Write the entries out again. Each one must match exactly.

□ □ □

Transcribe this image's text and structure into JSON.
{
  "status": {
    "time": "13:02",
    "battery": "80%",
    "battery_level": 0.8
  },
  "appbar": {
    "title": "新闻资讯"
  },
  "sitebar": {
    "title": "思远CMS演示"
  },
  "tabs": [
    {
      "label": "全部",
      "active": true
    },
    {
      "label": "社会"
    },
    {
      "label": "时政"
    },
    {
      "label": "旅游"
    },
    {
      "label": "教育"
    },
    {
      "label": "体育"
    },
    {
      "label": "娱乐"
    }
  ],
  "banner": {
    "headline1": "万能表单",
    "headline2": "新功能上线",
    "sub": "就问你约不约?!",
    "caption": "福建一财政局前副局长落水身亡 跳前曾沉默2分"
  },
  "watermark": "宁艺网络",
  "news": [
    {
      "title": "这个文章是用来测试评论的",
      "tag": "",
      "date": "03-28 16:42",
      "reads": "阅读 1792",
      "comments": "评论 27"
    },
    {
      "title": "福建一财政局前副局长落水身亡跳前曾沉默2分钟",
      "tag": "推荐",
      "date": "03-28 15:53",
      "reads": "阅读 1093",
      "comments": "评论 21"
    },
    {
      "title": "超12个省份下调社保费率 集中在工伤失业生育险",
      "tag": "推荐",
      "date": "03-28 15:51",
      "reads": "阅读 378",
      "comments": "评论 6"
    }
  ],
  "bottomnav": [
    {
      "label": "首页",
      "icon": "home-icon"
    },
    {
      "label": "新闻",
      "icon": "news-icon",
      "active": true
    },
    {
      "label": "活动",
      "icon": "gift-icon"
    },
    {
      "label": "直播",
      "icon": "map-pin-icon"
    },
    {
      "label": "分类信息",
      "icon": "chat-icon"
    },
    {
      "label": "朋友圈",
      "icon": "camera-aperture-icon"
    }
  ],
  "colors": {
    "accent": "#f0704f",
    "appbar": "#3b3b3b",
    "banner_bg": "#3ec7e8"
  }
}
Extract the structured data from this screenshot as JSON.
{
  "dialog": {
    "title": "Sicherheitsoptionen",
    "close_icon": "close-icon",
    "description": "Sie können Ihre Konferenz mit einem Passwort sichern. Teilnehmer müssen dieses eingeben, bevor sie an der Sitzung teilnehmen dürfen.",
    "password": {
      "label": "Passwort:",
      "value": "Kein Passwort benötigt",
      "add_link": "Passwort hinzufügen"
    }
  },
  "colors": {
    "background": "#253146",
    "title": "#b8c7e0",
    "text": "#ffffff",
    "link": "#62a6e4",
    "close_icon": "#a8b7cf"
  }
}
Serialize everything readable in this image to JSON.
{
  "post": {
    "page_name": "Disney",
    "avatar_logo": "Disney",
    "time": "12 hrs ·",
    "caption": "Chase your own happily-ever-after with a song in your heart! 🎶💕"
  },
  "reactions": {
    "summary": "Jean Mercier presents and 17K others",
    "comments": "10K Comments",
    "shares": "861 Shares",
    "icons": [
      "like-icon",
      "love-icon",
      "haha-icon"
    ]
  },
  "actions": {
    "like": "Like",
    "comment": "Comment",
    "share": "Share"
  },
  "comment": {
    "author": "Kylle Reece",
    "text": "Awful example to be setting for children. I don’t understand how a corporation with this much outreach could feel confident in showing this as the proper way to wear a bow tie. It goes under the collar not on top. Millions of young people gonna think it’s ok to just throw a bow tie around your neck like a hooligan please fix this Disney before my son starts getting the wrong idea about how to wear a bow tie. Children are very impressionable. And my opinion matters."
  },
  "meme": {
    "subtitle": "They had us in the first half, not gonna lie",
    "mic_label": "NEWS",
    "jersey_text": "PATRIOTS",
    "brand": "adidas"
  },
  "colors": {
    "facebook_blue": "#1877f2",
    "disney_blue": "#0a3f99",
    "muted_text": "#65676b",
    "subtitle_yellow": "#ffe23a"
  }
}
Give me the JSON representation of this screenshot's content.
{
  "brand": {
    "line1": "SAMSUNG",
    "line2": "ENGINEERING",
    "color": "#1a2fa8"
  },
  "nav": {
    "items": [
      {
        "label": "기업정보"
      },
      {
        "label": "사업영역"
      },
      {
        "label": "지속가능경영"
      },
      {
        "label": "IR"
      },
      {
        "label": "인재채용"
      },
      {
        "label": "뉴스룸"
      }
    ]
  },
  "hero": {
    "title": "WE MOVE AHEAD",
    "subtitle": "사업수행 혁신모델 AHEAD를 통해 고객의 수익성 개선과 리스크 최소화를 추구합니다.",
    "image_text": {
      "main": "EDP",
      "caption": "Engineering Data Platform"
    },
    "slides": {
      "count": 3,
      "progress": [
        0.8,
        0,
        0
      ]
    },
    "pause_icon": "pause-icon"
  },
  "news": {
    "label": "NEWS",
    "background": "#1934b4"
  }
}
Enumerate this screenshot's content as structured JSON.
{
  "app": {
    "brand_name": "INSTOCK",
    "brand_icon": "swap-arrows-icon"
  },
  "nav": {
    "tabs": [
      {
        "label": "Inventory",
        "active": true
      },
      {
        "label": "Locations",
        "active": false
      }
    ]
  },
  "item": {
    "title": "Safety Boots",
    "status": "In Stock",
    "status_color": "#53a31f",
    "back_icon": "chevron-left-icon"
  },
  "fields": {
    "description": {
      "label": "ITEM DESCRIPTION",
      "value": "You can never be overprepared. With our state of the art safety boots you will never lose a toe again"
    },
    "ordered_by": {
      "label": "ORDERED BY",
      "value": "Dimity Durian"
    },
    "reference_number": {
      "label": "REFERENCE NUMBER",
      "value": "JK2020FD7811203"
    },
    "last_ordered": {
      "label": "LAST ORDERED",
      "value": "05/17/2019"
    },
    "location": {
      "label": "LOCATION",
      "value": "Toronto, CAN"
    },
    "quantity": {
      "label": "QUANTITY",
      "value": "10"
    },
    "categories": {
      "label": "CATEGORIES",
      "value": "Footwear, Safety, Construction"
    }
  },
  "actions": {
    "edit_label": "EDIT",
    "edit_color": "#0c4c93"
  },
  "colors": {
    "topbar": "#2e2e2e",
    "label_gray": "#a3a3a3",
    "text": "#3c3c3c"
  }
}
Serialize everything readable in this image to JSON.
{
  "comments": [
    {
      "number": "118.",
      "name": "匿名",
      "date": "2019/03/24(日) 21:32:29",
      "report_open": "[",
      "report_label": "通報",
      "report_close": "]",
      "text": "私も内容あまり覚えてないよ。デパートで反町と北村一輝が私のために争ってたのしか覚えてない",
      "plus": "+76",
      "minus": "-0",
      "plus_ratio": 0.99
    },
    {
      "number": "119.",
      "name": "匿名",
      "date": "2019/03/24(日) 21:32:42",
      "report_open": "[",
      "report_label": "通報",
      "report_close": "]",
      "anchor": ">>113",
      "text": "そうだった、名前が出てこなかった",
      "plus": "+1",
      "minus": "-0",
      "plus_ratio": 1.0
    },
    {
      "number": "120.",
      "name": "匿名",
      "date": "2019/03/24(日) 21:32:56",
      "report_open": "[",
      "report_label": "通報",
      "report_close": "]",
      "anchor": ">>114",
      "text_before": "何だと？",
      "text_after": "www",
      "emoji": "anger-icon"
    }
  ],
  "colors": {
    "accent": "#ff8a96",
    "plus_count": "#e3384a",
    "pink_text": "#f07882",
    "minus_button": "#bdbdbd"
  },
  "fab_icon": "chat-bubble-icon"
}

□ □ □

» Answer space:
Transcribe this image's text and structure into JSON.
{
  "status": {
    "time": "13:02",
    "battery": "80%",
    "battery_level": 0.8
  },
  "appbar": {
    "title": "新闻资讯"
  },
  "sitebar": {
    "title": "思远CMS演示"
  },
  "tabs": [
    {
      "label": "全部",
      "active": true
    },
    {
      "label": "社会"
    },
    {
      "label": "时政"
    },
    {
      "label": "旅游"
    },
    {
      "label": "教育"
    },
    {
      "label": "体育"
    },
    {
      "label": "娱乐"
    }
  ],
  "banner": {
    "headline1": "万能表单",
    "headline2": "新功能上线",
    "sub": "就问你约不约?!",
    "caption": "福建一财政局前副局长落水身亡 跳前曾沉默2分"
  },
  "watermark": "宁艺网络",
  "news": [
    {
      "title": "这个文章是用来测试评论的",
      "tag": "",
      "date": "03-28 16:42",
      "reads": "阅读 1792",
      "comments": "评论 27"
    },
    {
      "title": "福建一财政局前副局长落水身亡跳前曾沉默2分钟",
      "tag": "推荐",
      "date": "03-28 15:53",
      "reads": "阅读 1093",
      "comments": "评论 21"
    },
    {
      "title": "超12个省份下调社保费率 集中在工伤失业生育险",
      "tag": "推荐",
      "date": "03-28 15:51",
      "reads": "阅读 378",
      "comments": "评论 6"
    }
  ],
  "bottomnav": [
    {
      "label": "首页",
      "icon": "home-icon"
    },
    {
      "label": "新闻",
      "icon": "news-icon",
      "active": true
    },
    {
      "label": "活动",
      "icon": "gift-icon"
    },
    {
      "label": "直播",
      "icon": "map-pin-icon"
    },
    {
      "label": "分类信息",
      "icon": "chat-icon"
    },
    {
      "label": "朋友圈",
      "icon": "camera-aperture-icon"
    }
  ],
  "colors": {
    "accent": "#f0704f",
    "appbar": "#3b3b3b",
    "banner_bg": "#3ec7e8"
  }
}
Extract the structured data from this screenshot as JSON.
{
  "dialog": {
    "title": "Sicherheitsoptionen",
    "close_icon": "close-icon",
    "description": "Sie können Ihre Konferenz mit einem Passwort sichern. Teilnehmer müssen dieses eingeben, bevor sie an der Sitzung teilnehmen dürfen.",
    "password": {
      "label": "Passwort:",
      "value": "Kein Passwort benötigt",
      "add_link": "Passwort hinzufügen"
    }
  },
  "colors": {
    "background": "#253146",
    "title": "#b8c7e0",
    "text": "#ffffff",
    "link": "#62a6e4",
    "close_icon": "#a8b7cf"
  }
}
Serialize everything readable in this image to JSON.
{
  "post": {
    "page_name": "Disney",
    "avatar_logo": "Disney",
    "time": "12 hrs ·",
    "caption": "Chase your own happily-ever-after with a song in your heart! 🎶💕"
  },
  "reactions": {
    "summary": "Jean Mercier presents and 17K others",
    "comments": "10K Comments",
    "shares": "861 Shares",
    "icons": [
      "like-icon",
      "love-icon",
      "haha-icon"
    ]
  },
  "actions": {
    "like": "Like",
    "comment": "Comment",
    "share": "Share"
  },
  "comment": {
    "author": "Kylle Reece",
    "text": "Awful example to be setting for children. I don’t understand how a corporation with this much outreach could feel confident in showing this as the proper way to wear a bow tie. It goes under the collar not on top. Millions of young people gonna think it’s ok to just throw a bow tie around your neck like a hooligan please fix this Disney before my son starts getting the wrong idea about how to wear a bow tie. Children are very impressionable. And my opinion matters."
  },
  "meme": {
    "subtitle": "They had us in the first half, not gonna lie",
    "mic_label": "NEWS",
    "jersey_text": "PATRIOTS",
    "brand": "adidas"
  },
  "colors": {
    "facebook_blue": "#1877f2",
    "disney_blue": "#0a3f99",
    "muted_text": "#65676b",
    "subtitle_yellow": "#ffe23a"
  }
}
Give me the JSON representation of this screenshot's content.
{
  "brand": {
    "line1": "SAMSUNG",
    "line2": "ENGINEERING",
    "color": "#1a2fa8"
  },
  "nav": {
    "items": [
      {
        "label": "기업정보"
      },
      {
        "label": "사업영역"
      },
      {
        "label": "지속가능경영"
      },
      {
        "label": "IR"
      },
      {
        "label": "인재채용"
      },
      {
        "label": "뉴스룸"
      }
    ]
  },
  "hero": {
    "title": "WE MOVE AHEAD",
    "subtitle": "사업수행 혁신모델 AHEAD를 통해 고객의 수익성 개선과 리스크 최소화를 추구합니다.",
    "image_text": {
      "main": "EDP",
      "caption": "Engineering Data Platform"
    },
    "slides": {
      "count": 3,
      "progress": [
        0.8,
        0,
        0
      ]
    },
    "pause_icon": "pause-icon"
  },
  "news": {
    "label": "NEWS",
    "background": "#1934b4"
  }
}
Enumerate this screenshot's content as structured JSON.
{
  "app": {
    "brand_name": "INSTOCK",
    "brand_icon": "swap-arrows-icon"
  },
  "nav": {
    "tabs": [
      {
        "label": "Inventory",
        "active": true
      },
      {
        "label": "Locations",
        "active": false
      }
    ]
  },
  "item": {
    "title": "Safety Boots",
    "status": "In Stock",
    "status_color": "#53a31f",
    "back_icon": "chevron-left-icon"
  },
  "fields": {
    "description": {
      "label": "ITEM DESCRIPTION",
      "value": "You can never be overprepared. With our state of the art safety boots you will never lose a toe again"
    },
    "ordered_by": {
      "label": "ORDERED BY",
      "value": "Dimity Durian"
    },
    "reference_number": {
      "label": "REFERENCE NUMBER",
      "value": "JK2020FD7811203"
    },
    "last_ordered": {
      "label": "LAST ORDERED",
      "value": "05/17/2019"
    },
    "location": {
      "label": "LOCATION",
      "value": "Toronto, CAN"
    },
    "quantity": {
      "label": "QUANTITY",
      "value": "10"
    },
    "categories": {
      "label": "CATEGORIES",
      "value": "Footwear, Safety, Construction"
    }
  },
  "actions": {
    "edit_label": "EDIT",
    "edit_color": "#0c4c93"
  },
  "colors": {
    "topbar": "#2e2e2e",
    "label_gray": "#a3a3a3",
    "text": "#3c3c3c"
  }
}
Serialize everything readable in this image to JSON.
{
  "comments": [
    {
      "number": "118.",
      "name": "匿名",
      "date": "2019/03/24(日) 21:32:29",
      "report_open": "[",
      "report_label": "通報",
      "report_close": "]",
      "text": "私も内容あまり覚えてないよ。デパートで反町と北村一輝が私のために争ってたのしか覚えてない",
      "plus": "+76",
      "minus": "-0",
      "plus_ratio": 0.99
    },
    {
      "number": "119.",
      "name": "匿名",
      "date": "2019/03/24(日) 21:32:42",
      "report_open": "[",
      "report_label": "通報",
      "report_close": "]",
      "anchor": ">>113",
      "text": "そうだった、名前が出てこなかった",
      "plus": "+1",
      "minus": "-0",
      "plus_ratio": 1.0
    },
    {
      "number": "120.",
      "name": "匿名",
      "date": "2019/03/24(日) 21:32:56",
      "report_open": "[",
      "report_label": "通報",
      "report_close": "]",
      "anchor": ">>114",
      "text_before": "何だと？",
      "text_after": "www",
      "emoji": "anger-icon"
    }
  ],
  "colors": {
    "accent": "#ff8a96",
    "plus_count": "#e3384a",
    "pink_text": "#f07882",
    "minus_button": "#bdbdbd"
  },
  "fab_icon": "chat-bubble-icon"
}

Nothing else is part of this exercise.